* **PROBLEM DESCRIPTION**:
The lines to find are those in the entries that hold the word "this"; copy every one of them.

* **RECORDS SUPPLIED**:
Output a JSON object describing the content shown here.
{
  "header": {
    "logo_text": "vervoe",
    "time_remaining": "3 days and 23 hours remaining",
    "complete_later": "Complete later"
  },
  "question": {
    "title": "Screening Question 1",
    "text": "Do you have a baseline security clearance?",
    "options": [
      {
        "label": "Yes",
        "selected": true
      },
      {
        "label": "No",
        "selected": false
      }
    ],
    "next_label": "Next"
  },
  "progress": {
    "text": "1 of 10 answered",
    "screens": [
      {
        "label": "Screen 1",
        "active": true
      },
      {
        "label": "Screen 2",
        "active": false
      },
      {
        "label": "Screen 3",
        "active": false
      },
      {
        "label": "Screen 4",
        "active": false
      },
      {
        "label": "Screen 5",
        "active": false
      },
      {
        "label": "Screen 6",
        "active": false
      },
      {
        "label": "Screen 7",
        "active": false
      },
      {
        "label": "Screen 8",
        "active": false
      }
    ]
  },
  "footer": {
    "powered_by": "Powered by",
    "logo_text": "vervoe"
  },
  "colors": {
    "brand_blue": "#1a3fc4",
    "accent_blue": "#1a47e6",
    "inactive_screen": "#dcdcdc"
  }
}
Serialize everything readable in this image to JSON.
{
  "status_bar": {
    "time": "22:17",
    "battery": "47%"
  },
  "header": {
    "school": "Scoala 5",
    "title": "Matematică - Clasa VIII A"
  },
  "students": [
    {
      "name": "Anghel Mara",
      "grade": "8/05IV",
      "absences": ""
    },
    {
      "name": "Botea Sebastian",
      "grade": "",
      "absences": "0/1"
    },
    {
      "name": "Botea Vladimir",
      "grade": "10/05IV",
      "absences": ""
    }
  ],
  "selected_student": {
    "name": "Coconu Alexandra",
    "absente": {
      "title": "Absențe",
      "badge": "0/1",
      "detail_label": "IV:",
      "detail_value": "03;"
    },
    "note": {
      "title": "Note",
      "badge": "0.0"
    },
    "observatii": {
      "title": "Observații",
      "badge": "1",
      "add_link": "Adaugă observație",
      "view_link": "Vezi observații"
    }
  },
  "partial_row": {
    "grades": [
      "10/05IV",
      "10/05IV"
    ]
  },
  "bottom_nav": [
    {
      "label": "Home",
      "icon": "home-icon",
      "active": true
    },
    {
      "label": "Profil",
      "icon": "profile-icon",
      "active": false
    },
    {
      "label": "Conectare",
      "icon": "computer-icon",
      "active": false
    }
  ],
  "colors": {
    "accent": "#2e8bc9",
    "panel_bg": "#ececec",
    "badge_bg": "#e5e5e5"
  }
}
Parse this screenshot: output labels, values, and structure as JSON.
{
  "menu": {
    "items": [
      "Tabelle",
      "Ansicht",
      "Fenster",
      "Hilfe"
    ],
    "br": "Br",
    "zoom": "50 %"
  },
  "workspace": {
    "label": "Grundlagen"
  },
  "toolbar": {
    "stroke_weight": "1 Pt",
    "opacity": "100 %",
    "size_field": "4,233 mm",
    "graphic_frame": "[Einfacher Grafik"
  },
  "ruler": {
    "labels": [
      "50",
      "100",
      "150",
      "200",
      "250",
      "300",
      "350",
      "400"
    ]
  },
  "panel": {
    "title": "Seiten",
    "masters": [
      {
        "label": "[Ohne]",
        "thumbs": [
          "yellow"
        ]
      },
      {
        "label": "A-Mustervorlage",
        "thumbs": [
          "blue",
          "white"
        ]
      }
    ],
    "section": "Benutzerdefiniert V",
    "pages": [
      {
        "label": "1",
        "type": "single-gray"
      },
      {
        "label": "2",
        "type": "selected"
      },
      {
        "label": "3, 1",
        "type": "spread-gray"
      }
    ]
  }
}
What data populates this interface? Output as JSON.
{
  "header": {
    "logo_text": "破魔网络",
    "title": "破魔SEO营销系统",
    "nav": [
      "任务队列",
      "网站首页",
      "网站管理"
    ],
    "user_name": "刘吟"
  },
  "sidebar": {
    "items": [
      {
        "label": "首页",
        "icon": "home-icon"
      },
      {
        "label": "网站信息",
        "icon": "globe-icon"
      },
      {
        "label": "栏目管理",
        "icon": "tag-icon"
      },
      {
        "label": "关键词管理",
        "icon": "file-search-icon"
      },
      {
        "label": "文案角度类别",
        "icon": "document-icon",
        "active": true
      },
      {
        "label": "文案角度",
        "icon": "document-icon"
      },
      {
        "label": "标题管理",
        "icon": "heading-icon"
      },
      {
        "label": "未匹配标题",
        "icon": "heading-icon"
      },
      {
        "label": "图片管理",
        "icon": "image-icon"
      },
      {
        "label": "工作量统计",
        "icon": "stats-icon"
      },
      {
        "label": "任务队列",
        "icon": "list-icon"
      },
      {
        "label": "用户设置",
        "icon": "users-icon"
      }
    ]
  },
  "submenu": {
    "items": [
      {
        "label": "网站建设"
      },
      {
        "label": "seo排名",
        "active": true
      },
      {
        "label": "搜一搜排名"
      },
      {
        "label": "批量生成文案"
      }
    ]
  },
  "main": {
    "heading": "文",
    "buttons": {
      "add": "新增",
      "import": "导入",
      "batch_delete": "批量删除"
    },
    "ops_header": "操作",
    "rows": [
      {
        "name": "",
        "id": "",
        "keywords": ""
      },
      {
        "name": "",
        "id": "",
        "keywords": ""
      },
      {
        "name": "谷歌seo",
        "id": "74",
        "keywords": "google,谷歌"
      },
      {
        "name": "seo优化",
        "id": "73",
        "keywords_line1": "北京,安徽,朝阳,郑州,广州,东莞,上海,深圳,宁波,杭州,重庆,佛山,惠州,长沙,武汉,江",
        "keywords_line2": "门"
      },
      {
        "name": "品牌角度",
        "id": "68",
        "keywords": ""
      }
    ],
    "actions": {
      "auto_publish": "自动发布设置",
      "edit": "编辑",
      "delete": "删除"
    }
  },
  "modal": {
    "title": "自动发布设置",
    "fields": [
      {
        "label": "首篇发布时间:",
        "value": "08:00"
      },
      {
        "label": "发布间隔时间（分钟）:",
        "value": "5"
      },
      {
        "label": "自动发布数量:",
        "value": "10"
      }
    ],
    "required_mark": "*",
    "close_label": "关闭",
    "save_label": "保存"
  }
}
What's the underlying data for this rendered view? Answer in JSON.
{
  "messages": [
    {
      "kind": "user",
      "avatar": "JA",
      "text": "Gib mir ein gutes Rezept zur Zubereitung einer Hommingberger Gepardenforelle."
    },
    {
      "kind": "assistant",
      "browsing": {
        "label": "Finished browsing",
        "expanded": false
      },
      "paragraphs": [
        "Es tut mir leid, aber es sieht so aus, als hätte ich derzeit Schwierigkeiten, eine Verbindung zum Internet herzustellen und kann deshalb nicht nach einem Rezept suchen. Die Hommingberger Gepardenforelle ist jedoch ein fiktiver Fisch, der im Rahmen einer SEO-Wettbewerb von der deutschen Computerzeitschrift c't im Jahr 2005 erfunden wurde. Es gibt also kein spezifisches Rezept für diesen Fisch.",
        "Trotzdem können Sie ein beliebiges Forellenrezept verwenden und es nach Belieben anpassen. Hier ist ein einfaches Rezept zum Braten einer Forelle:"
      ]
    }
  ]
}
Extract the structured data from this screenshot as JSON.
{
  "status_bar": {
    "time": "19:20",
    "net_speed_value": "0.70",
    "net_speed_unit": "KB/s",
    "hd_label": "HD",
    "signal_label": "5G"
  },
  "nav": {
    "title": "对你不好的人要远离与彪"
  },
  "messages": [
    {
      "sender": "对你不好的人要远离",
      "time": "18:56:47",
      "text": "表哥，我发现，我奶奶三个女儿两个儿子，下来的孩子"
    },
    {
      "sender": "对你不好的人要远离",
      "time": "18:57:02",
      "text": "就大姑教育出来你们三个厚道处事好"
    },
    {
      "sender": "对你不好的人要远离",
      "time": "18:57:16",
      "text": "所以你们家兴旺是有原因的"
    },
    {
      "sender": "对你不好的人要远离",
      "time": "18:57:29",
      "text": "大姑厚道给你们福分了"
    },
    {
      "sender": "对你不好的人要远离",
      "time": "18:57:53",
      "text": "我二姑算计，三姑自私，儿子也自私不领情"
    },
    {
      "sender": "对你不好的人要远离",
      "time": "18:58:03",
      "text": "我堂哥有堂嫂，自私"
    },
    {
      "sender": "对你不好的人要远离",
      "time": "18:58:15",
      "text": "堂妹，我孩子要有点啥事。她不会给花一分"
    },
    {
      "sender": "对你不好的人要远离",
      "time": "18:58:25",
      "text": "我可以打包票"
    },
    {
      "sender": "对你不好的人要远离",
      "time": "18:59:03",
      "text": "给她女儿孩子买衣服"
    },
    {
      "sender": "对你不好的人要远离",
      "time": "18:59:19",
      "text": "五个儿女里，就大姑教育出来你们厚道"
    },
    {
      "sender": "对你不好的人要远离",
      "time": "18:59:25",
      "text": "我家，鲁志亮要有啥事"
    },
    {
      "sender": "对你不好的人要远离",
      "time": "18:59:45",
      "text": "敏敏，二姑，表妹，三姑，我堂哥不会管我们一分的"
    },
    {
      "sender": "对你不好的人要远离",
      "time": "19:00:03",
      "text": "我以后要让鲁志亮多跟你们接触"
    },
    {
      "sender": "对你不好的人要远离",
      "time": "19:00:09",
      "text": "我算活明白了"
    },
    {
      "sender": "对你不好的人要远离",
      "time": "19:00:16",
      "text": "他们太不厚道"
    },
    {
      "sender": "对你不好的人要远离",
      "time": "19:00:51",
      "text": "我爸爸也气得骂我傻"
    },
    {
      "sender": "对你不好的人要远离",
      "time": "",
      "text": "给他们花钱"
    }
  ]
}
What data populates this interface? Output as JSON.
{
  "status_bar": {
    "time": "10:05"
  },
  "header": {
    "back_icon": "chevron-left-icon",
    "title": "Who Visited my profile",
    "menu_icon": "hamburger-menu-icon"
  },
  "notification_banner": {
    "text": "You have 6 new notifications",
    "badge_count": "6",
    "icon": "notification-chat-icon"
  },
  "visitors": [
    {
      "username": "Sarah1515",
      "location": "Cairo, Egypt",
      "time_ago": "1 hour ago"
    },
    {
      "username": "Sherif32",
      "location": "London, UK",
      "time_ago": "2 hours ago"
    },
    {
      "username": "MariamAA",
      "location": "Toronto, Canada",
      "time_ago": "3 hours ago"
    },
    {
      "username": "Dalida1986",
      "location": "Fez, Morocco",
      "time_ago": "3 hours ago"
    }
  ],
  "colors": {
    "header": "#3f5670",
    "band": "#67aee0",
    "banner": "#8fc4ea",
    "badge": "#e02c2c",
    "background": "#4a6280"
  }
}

* **EXERCISE RESULT**:
Serialize everything readable in this image to JSON.
Parse this screenshot: output labels, values, and structure as JSON.
What data populates this interface? Output as JSON.
What's the underlying data for this rendered view? Answer in JSON.
Extract the structured data from this screenshot as JSON.
What data populates this interface? Output as JSON.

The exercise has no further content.